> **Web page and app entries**
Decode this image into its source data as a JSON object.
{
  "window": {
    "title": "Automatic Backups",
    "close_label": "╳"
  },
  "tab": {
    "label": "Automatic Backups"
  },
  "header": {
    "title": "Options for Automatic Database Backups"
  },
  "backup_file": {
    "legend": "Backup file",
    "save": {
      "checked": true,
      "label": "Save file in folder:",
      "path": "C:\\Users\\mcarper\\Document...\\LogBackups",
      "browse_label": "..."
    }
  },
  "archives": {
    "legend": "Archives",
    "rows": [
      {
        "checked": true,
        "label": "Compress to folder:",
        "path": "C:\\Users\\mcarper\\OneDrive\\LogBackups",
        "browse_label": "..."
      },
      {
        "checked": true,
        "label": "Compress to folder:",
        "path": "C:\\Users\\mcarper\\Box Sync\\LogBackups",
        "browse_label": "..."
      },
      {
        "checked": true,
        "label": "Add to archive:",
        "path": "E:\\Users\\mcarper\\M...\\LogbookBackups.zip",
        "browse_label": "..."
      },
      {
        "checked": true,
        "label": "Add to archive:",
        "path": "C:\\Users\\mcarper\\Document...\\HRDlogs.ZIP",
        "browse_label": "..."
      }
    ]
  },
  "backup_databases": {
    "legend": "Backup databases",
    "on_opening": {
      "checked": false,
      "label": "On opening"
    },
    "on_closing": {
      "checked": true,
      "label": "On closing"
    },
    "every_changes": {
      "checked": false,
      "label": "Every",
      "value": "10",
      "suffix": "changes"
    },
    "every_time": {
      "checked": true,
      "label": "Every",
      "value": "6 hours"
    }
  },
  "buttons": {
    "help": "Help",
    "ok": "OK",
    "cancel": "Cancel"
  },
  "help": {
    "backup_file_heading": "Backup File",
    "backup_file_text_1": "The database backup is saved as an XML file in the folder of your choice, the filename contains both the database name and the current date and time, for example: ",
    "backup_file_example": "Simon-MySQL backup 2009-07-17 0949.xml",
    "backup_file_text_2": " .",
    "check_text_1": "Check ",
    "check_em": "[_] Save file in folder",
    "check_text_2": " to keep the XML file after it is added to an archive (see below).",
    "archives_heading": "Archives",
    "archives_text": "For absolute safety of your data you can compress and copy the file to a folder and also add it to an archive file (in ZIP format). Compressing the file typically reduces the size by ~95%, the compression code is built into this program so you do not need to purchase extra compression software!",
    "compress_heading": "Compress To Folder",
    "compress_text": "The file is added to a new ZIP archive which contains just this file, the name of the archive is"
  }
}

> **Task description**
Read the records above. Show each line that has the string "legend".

> **Completed task**
    "legend": "Backup file",
    "legend": "Archives",
    "legend": "Backup databases",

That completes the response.